[Web page and app entries]
=======
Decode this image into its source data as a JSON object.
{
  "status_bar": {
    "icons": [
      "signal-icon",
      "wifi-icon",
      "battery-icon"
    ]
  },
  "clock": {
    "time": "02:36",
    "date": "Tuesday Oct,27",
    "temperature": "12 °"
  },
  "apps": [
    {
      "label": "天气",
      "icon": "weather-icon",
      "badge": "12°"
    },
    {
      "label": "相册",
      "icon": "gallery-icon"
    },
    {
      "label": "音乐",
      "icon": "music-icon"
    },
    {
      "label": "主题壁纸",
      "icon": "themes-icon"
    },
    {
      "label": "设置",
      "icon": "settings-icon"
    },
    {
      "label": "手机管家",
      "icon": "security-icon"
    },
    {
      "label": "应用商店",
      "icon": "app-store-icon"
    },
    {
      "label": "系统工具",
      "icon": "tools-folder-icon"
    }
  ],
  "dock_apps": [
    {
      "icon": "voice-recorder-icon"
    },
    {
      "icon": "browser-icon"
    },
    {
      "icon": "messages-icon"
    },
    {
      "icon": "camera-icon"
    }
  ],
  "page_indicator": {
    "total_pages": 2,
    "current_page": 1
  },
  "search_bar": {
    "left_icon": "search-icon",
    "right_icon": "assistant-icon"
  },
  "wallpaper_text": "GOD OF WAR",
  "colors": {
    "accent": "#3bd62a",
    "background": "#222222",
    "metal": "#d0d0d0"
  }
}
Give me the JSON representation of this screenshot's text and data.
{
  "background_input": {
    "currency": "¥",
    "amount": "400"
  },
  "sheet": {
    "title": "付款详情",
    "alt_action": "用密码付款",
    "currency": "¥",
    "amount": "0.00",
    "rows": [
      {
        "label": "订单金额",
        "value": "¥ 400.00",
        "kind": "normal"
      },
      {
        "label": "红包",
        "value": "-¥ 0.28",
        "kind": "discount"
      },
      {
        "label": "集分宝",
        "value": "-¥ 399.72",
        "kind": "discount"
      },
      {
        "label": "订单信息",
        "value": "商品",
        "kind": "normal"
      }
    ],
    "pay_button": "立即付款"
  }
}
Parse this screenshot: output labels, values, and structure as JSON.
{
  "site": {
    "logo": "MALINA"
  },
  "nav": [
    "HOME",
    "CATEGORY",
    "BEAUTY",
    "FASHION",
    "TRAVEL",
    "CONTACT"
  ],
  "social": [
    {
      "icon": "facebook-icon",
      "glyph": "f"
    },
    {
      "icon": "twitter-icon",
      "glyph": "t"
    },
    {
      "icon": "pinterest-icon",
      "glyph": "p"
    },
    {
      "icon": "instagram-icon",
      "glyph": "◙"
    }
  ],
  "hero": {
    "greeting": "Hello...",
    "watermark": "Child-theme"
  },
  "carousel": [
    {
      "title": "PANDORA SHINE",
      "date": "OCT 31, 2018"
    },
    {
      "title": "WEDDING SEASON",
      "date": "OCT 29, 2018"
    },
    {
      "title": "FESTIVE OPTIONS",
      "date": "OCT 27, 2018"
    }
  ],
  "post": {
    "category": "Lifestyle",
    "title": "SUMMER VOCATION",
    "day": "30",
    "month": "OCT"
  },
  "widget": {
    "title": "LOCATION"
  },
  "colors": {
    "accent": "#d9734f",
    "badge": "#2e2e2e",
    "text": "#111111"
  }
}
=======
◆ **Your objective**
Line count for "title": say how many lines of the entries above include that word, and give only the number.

◆ **The answer**
6